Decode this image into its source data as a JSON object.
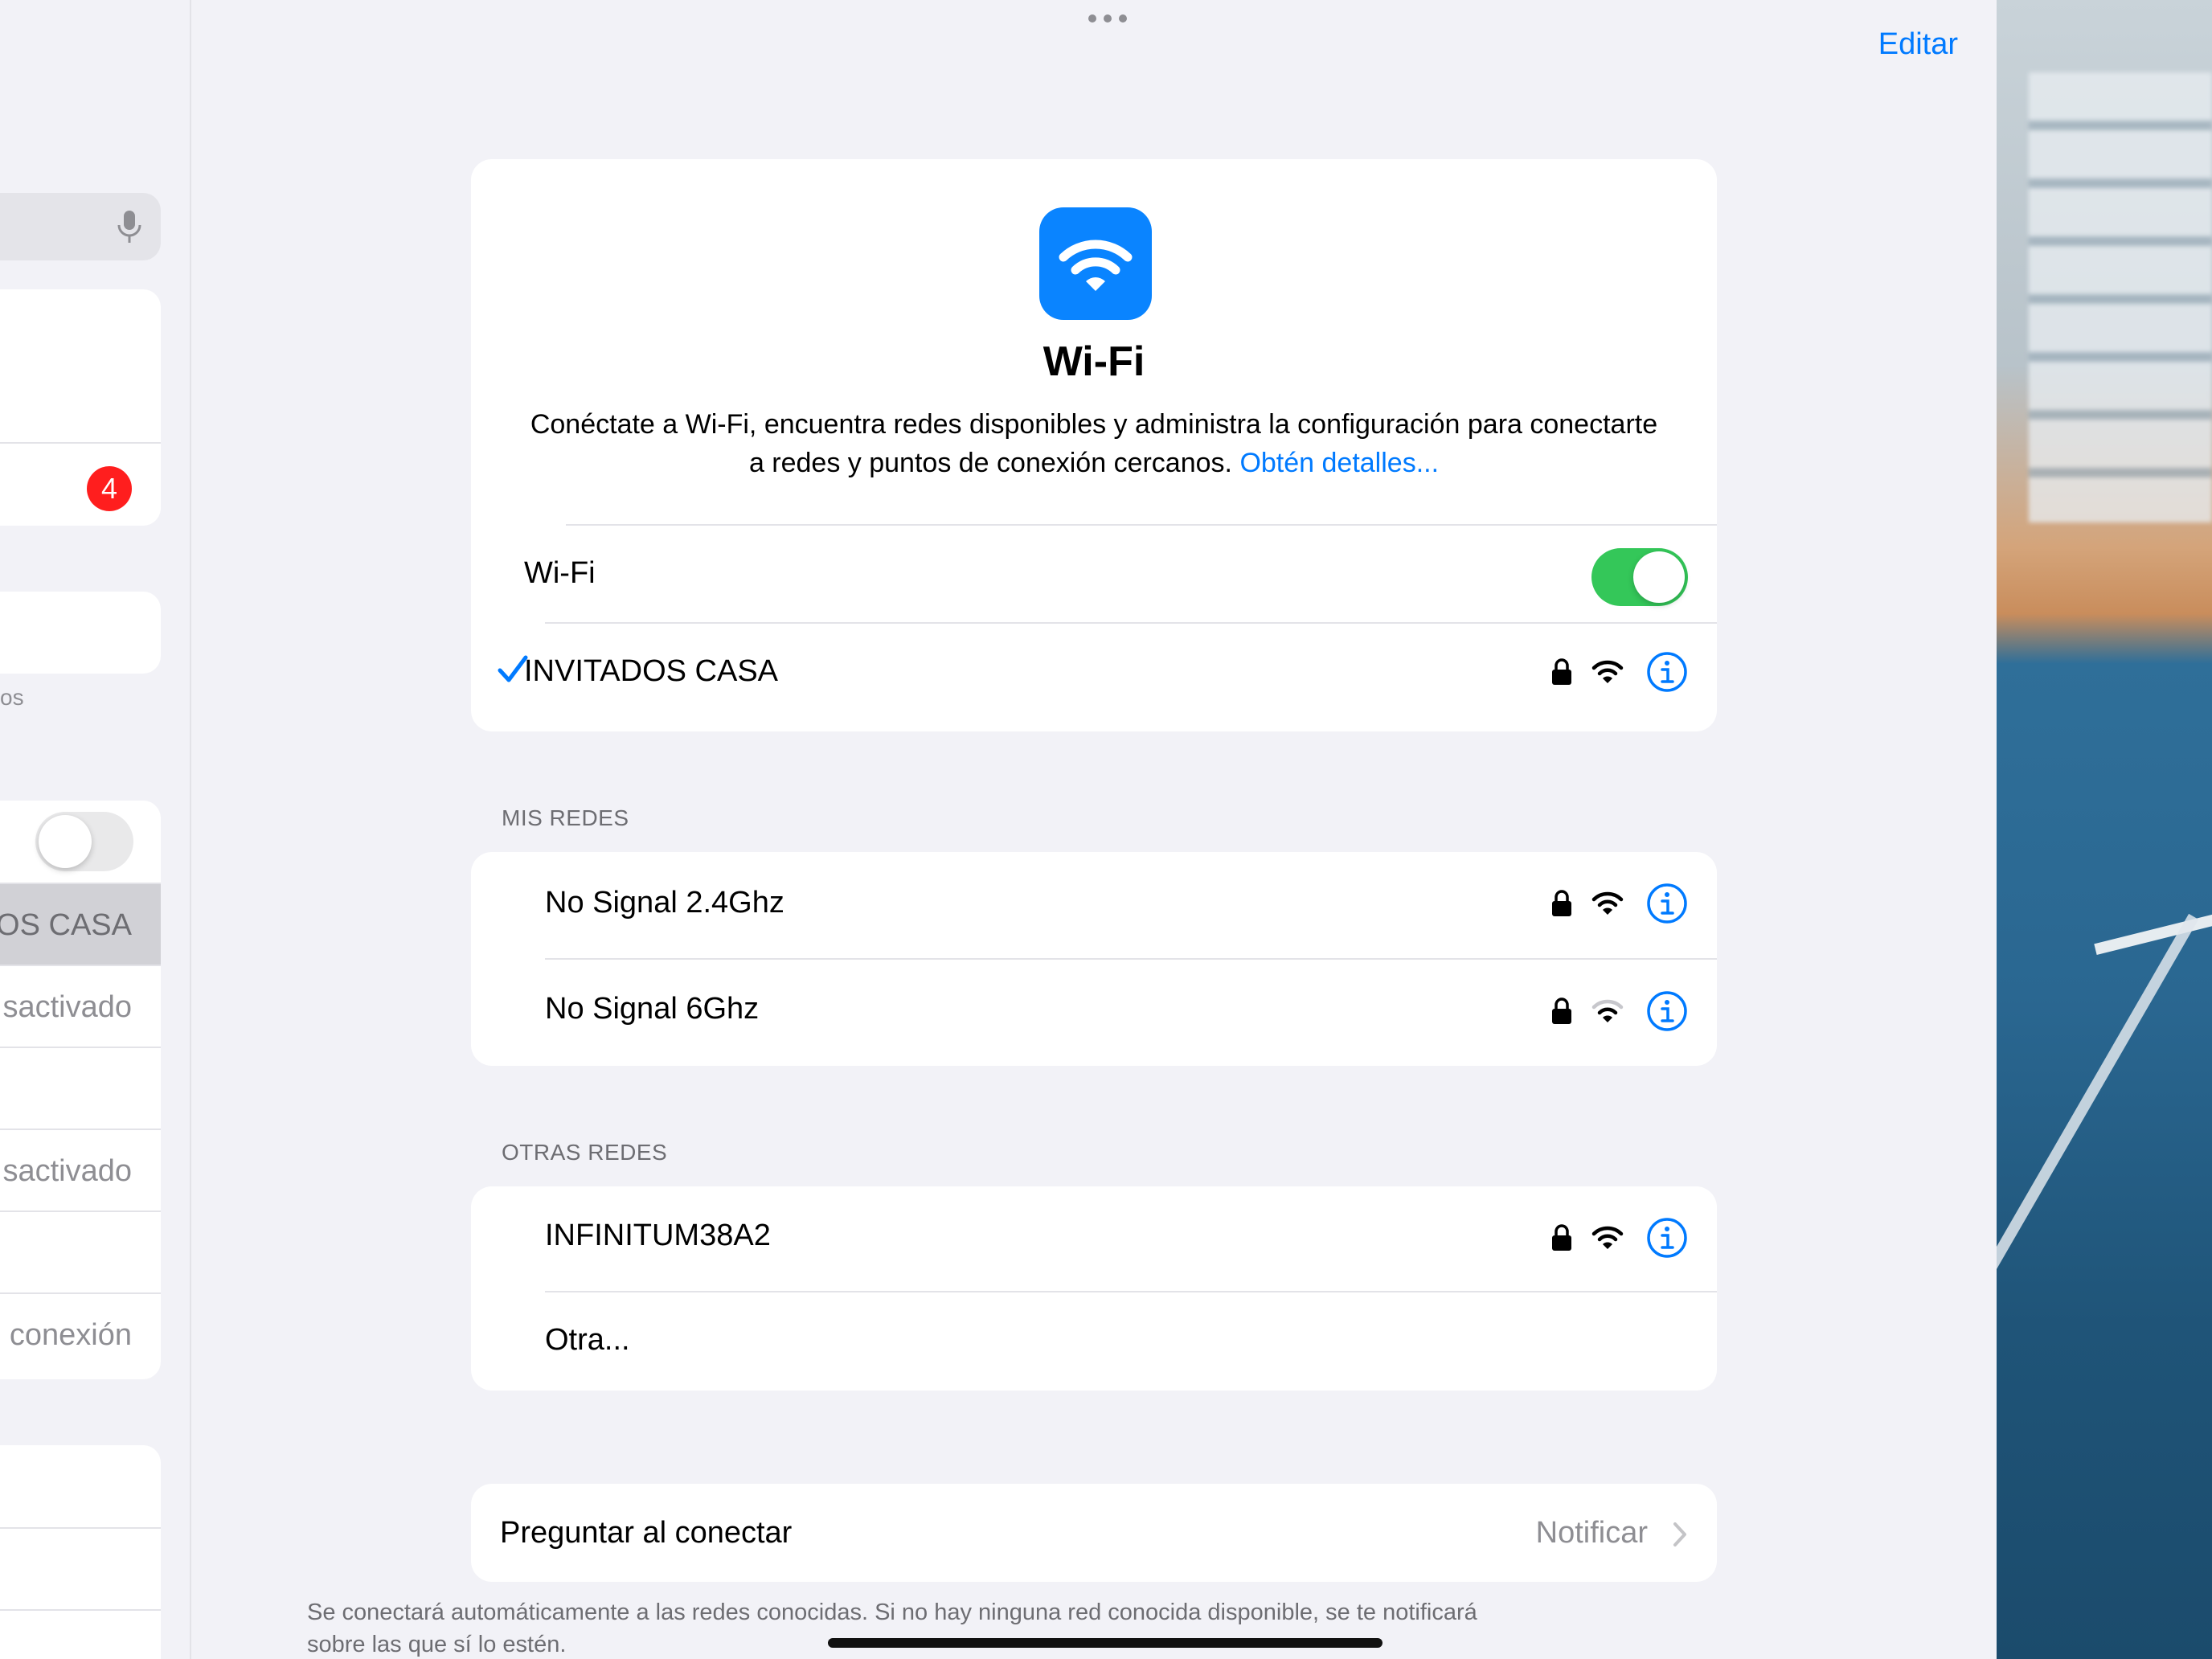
{
  "sidebar": {
    "badge_count": "4",
    "caption_fragment": "os",
    "selected_network_fragment": "OS CASA",
    "status_1": "sactivado",
    "status_2": "sactivado",
    "status_3": "conexión"
  },
  "header": {
    "edit_label": "Editar"
  },
  "hero": {
    "title": "Wi-Fi",
    "description": "Conéctate a Wi-Fi, encuentra redes disponibles y administra la configuración para conectarte a redes y puntos de conexión cercanos.",
    "link_label": "Obtén detalles..."
  },
  "wifi_toggle": {
    "label": "Wi-Fi",
    "state": "on"
  },
  "connected_network": {
    "name": "INVITADOS CASA",
    "icons": [
      "checkmark-icon",
      "lock-icon",
      "wifi-icon",
      "info-icon"
    ]
  },
  "my_networks": {
    "header": "MIS REDES",
    "items": [
      {
        "name": "No Signal 2.4Ghz",
        "signal": "full"
      },
      {
        "name": "No Signal 6Ghz",
        "signal": "weak"
      }
    ]
  },
  "other_networks": {
    "header": "OTRAS REDES",
    "items": [
      {
        "name": "INFINITUM38A2",
        "signal": "full"
      }
    ],
    "other_label": "Otra..."
  },
  "ask_to_join": {
    "label": "Preguntar al conectar",
    "value": "Notificar",
    "note": "Se conectará automáticamente a las redes conocidas. Si no hay ninguna red conocida disponible, se te notificará sobre las que sí lo estén."
  },
  "colors": {
    "accent": "#007aff",
    "toggle_on": "#34c759",
    "badge": "#ff1e1e",
    "wifi_tile": "#0a84ff"
  }
}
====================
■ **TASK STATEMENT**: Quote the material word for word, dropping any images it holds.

■ **SOLUTION TO THIS TASK**:
Decode this image into its source data as a JSON object.
{
  "sidebar": {
    "badge_count": "4",
    "caption_fragment": "os",
    "selected_network_fragment": "OS CASA",
    "status_1": "sactivado",
    "status_2": "sactivado",
    "status_3": "conexión"
  },
  "header": {
    "edit_label": "Editar"
  },
  "hero": {
    "title": "Wi-Fi",
    "description": "Conéctate a Wi-Fi, encuentra redes disponibles y administra la configuración para conectarte a redes y puntos de conexión cercanos.",
    "link_label": "Obtén detalles..."
  },
  "wifi_toggle": {
    "label": "Wi-Fi",
    "state": "on"
  },
  "connected_network": {
    "name": "INVITADOS CASA",
    "icons": [
      "checkmark-icon",
      "lock-icon",
      "wifi-icon",
      "info-icon"
    ]
  },
  "my_networks": {
    "header": "MIS REDES",
    "items": [
      {
        "name": "No Signal 2.4Ghz",
        "signal": "full"
      },
      {
        "name": "No Signal 6Ghz",
        "signal": "weak"
      }
    ]
  },
  "other_networks": {
    "header": "OTRAS REDES",
    "items": [
      {
        "name": "INFINITUM38A2",
        "signal": "full"
      }
    ],
    "other_label": "Otra..."
  },
  "ask_to_join": {
    "label": "Preguntar al conectar",
    "value": "Notificar",
    "note": "Se conectará automáticamente a las redes conocidas. Si no hay ninguna red conocida disponible, se te notificará sobre las que sí lo estén."
  },
  "colors": {
    "accent": "#007aff",
    "toggle_on": "#34c759",
    "badge": "#ff1e1e",
    "wifi_tile": "#0a84ff"
  }
}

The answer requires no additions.